As we fall back to earth from the graduation celebration, it is once again time to take stock in our lives. Even though Bec is going to school for one more year to get her MBA, it seems that in the Zeiler household, we are switching from the school year, to that period in-between. Gab will be coming back in a few weeks to work in our area for the summer, which means that the four of us will be under one roof again. In a few days, my dad will be transitioning back to the north for the summer months. Needless to say, I am looking forward to everyone being back in the same state!
However, transition means more than just moving. For Bec – it is going from undergrad to graduate student, with an eye towards her first full-time job. For Gab, it will be transitioning from living in the Hartford area, to potentially moving back to New Jersey. For Debbie and myself, it is the time in our lives where we need to transition to looking towards our future, where the money spent on raising children now must go towards providing for us. I do not have an entitlement mindset, so I am not expecting the government nor anyone else to tend to my needs as life moves forward.
We all hear the rhetoric. Every election cycle, the person wanting to take office provides some persuasive speech telling us what they and the government will do for us. Our government’s primary job is to protect the lives of its citizens to pursue their own lives under the constitution and the freedoms provided in that document (yes, all laws need to comply). All else is up to us to pursue. Part of maturing is realizing that we have to take responsibility for our lives, our actions and our outcomes. No excuses! Even in points of transition, the goals and objectives of life-cycle turning points rest upon our own shoulders. If we trip and stumble, the lessons learned to do better next time is preferable to waiting for someone else to make those decisions (without our input) - success moved outside our control, leaving us with pointing fingers and blaming others. When my grandfather’s generation arrived on our shores, they saw this great country as a land of opportunity, where they could work hard and reap the benefits of their effort. They did not come here to be “taken care of."
There is a part of me that would love to go back to the carefree days of living under my parents’ roof, having everything provided for and tended to so that I could play all day. At 55, those days are long gone. I had a tough time making the transition, but one cannot rebel against the natural order of things. And the benefit? I have a great wife and two wonderful children!
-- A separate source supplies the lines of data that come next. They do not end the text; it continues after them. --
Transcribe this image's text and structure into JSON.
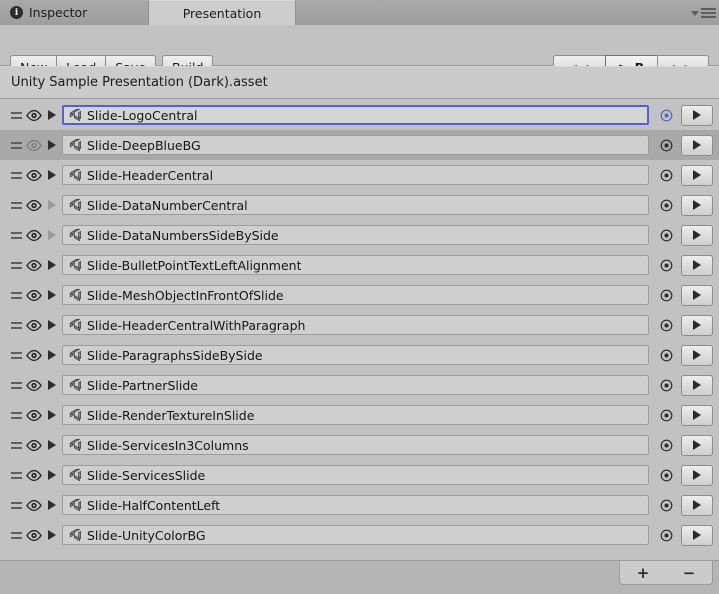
{
  "window": {
    "tabs": [
      {
        "label": "Inspector",
        "icon": "info-icon",
        "active": false
      },
      {
        "label": "Presentation",
        "icon": "",
        "active": true
      }
    ],
    "menu_icon": "hamburger-menu-icon"
  },
  "toolbar": {
    "new_label": "New",
    "load_label": "Load",
    "save_label": "Save",
    "build_label": "Build",
    "nav_prev_label": "<<",
    "nav_current_label": "> B",
    "nav_next_label": ">>"
  },
  "asset": {
    "name": "Unity Sample Presentation (Dark).asset"
  },
  "footer": {
    "add_label": "+",
    "remove_label": "−"
  },
  "colors": {
    "selection_outline": "#4f63d2",
    "panel_bg": "#c2c2c2",
    "row_alt_bg": "#a9a9a9",
    "field_bg": "#cfcfcf"
  },
  "slides": [
    {
      "name": "Slide-LogoCentral",
      "selected": true,
      "visible": true,
      "expandable": true
    },
    {
      "name": "Slide-DeepBlueBG",
      "selected": false,
      "visible": false,
      "expandable": true
    },
    {
      "name": "Slide-HeaderCentral",
      "selected": false,
      "visible": true,
      "expandable": true
    },
    {
      "name": "Slide-DataNumberCentral",
      "selected": false,
      "visible": true,
      "expandable": false
    },
    {
      "name": "Slide-DataNumbersSideBySide",
      "selected": false,
      "visible": true,
      "expandable": false
    },
    {
      "name": "Slide-BulletPointTextLeftAlignment",
      "selected": false,
      "visible": true,
      "expandable": true
    },
    {
      "name": "Slide-MeshObjectInFrontOfSlide",
      "selected": false,
      "visible": true,
      "expandable": true
    },
    {
      "name": "Slide-HeaderCentralWithParagraph",
      "selected": false,
      "visible": true,
      "expandable": true
    },
    {
      "name": "Slide-ParagraphsSideBySide",
      "selected": false,
      "visible": true,
      "expandable": true
    },
    {
      "name": "Slide-PartnerSlide",
      "selected": false,
      "visible": true,
      "expandable": true
    },
    {
      "name": "Slide-RenderTextureInSlide",
      "selected": false,
      "visible": true,
      "expandable": true
    },
    {
      "name": "Slide-ServicesIn3Columns",
      "selected": false,
      "visible": true,
      "expandable": true
    },
    {
      "name": "Slide-ServicesSlide",
      "selected": false,
      "visible": true,
      "expandable": true
    },
    {
      "name": "Slide-HalfContentLeft",
      "selected": false,
      "visible": true,
      "expandable": true
    },
    {
      "name": "Slide-UnityColorBG",
      "selected": false,
      "visible": true,
      "expandable": true
    }
  ]
}
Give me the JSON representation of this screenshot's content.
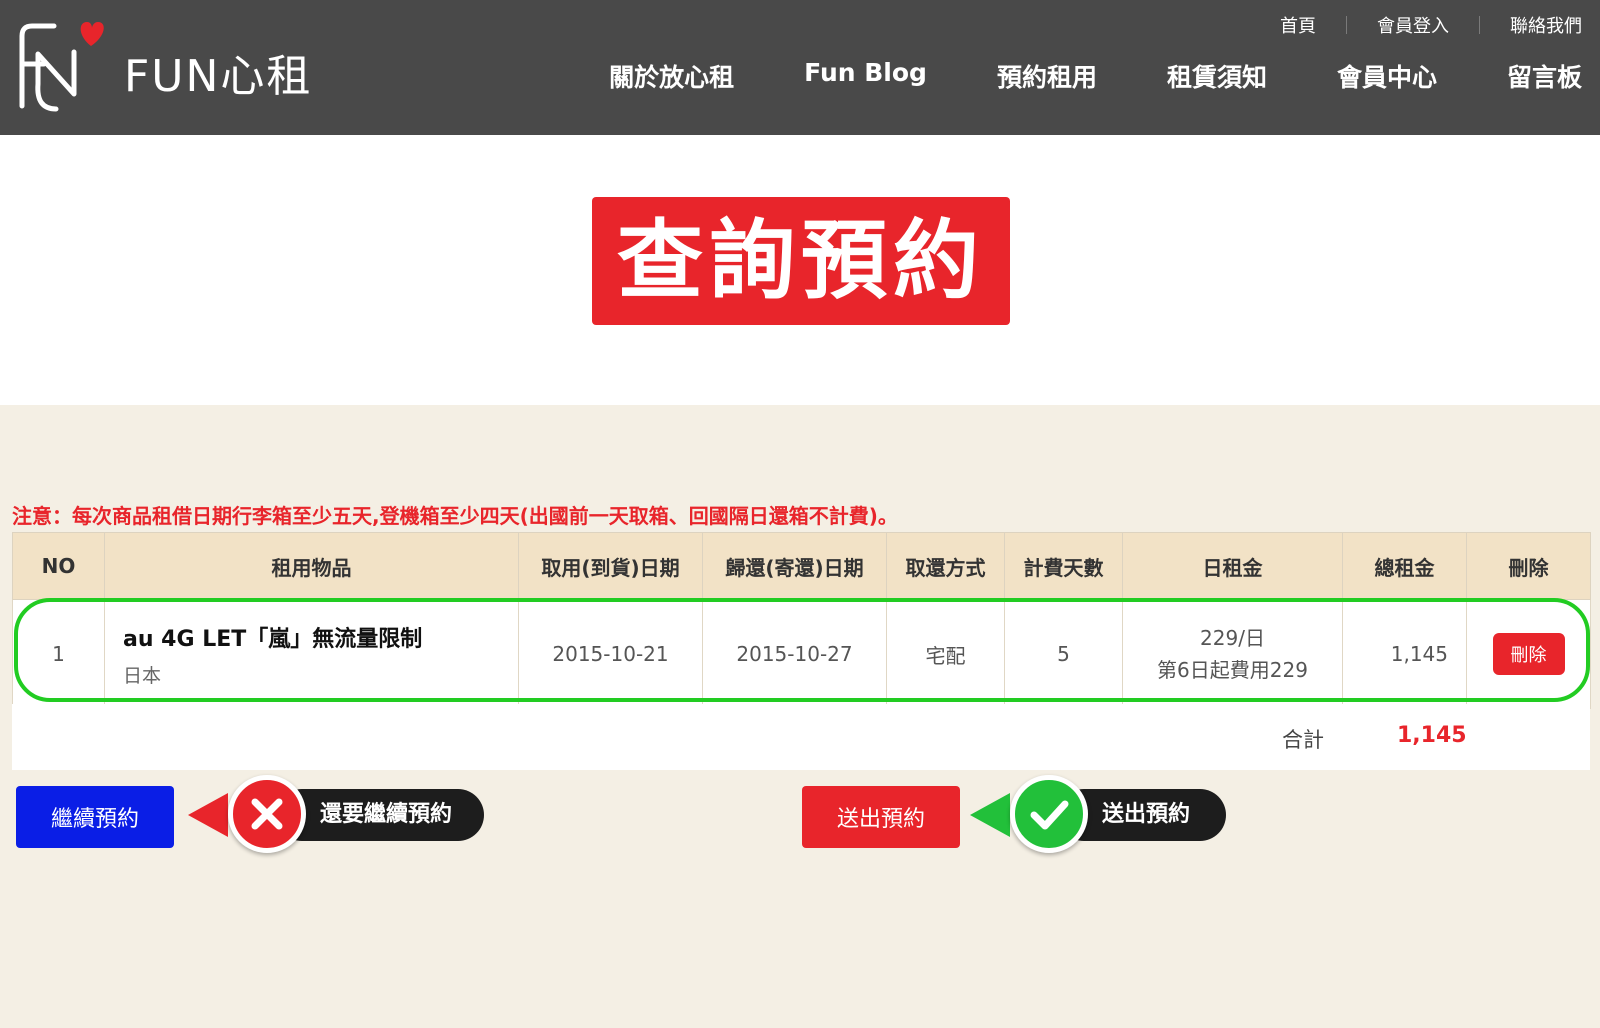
{
  "header": {
    "logo_text": "FUN心租",
    "top_links": [
      "首頁",
      "會員登入",
      "聯絡我們"
    ],
    "nav": [
      "關於放心租",
      "Fun Blog",
      "預約租用",
      "租賃須知",
      "會員中心",
      "留言板"
    ]
  },
  "page": {
    "title": "查詢預約",
    "notice": "注意：每次商品租借日期行李箱至少五天,登機箱至少四天(出國前一天取箱、回國隔日還箱不計費)。"
  },
  "table": {
    "headers": [
      "NO",
      "租用物品",
      "取用(到貨)日期",
      "歸還(寄還)日期",
      "取還方式",
      "計費天數",
      "日租金",
      "總租金",
      "刪除"
    ],
    "rows": [
      {
        "no": "1",
        "item_name": "au 4G LET「嵐」無流量限制",
        "item_region": "日本",
        "pickup_date": "2015-10-21",
        "return_date": "2015-10-27",
        "method": "宅配",
        "days": "5",
        "rate_line1": "229/日",
        "rate_line2": "第6日起費用229",
        "total": "1,145",
        "delete_label": "刪除"
      }
    ],
    "sum_label": "合計",
    "sum_value": "1,145"
  },
  "actions": {
    "continue_label": "繼續預約",
    "continue_callout": "還要繼續預約",
    "submit_label": "送出預約",
    "submit_callout": "送出預約"
  },
  "colors": {
    "accent_red": "#e8252b",
    "header_bg": "#494949",
    "continue_blue": "#0a1ee6",
    "highlight_green": "#22cc22"
  }
}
As a parent, aside from my own transitions (i.e., change), I have the chance to help our girls transition as well. Here’s to opening that door, finding out what is on the other side, transitioning over the threshold and continuing the journey 😄 .